**What you will do:**
In the records that come next, find every line with "java". Return those lines.

── Data in this exercise

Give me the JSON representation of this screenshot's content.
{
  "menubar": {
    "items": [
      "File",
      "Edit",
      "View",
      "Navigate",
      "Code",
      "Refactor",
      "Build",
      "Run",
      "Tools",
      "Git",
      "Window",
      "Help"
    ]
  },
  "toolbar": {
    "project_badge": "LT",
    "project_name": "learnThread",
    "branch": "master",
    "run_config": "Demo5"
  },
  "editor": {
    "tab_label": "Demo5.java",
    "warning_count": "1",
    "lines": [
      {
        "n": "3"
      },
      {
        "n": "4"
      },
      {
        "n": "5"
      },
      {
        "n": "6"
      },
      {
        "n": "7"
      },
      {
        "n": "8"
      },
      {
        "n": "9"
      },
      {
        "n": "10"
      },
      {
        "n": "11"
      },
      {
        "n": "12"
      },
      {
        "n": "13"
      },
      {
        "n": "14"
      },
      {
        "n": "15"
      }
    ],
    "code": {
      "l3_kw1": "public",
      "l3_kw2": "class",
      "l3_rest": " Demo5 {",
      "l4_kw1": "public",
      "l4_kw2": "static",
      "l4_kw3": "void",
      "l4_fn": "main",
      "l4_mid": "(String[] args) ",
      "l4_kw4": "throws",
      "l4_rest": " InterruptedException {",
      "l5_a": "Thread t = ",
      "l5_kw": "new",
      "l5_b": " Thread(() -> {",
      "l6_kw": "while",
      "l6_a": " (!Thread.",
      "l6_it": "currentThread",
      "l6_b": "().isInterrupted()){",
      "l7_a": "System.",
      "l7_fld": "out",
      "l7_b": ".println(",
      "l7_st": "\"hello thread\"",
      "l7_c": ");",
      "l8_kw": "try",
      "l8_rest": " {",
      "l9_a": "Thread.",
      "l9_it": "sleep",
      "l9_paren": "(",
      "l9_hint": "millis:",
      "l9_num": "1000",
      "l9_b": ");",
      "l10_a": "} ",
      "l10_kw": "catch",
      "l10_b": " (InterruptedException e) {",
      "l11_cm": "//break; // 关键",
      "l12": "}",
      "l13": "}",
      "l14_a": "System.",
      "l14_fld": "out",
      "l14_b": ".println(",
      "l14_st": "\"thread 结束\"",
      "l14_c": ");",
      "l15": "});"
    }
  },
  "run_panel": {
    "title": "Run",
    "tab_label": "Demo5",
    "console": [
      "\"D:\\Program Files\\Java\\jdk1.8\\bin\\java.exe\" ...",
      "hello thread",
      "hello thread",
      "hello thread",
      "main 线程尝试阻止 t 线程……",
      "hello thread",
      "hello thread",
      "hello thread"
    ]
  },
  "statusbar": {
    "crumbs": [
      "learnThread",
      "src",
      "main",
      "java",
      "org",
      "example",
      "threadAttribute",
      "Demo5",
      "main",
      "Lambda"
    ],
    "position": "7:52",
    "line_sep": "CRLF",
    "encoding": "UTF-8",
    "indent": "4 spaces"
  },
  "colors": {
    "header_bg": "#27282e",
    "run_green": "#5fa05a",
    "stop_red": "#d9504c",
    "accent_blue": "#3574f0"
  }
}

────

**Result of the exercise:**
    "tab_label": "Demo5.java",
      "\"D:\\Program Files\\Java\\jdk1.8\\bin\\java.exe\" ...",
      "java",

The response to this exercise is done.